[Element data from apps and pages]

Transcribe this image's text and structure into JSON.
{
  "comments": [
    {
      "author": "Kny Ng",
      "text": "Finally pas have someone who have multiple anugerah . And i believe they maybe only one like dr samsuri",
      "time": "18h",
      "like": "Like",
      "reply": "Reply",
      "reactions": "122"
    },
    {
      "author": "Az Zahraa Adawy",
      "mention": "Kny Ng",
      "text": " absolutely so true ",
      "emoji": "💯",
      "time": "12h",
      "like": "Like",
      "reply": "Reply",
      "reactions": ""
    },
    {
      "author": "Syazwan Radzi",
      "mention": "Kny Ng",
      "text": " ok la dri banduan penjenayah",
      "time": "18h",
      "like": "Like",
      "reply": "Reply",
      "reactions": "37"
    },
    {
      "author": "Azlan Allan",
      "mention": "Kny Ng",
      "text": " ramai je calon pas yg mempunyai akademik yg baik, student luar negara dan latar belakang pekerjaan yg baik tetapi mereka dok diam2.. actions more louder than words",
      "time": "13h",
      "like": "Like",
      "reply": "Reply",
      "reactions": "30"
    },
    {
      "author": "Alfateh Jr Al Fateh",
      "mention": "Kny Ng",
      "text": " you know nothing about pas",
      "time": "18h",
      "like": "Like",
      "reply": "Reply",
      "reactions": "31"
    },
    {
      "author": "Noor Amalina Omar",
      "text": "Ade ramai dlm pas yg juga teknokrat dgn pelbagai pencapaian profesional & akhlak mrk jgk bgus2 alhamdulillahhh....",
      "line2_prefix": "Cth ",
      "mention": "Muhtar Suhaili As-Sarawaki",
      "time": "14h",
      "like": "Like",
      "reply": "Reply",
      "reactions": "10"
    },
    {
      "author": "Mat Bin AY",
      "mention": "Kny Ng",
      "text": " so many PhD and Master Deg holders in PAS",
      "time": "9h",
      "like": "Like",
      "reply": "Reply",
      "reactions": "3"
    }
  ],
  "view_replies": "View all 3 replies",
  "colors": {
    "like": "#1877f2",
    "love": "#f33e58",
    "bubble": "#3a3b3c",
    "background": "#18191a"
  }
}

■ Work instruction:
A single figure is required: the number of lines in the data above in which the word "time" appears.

■ Output below:
7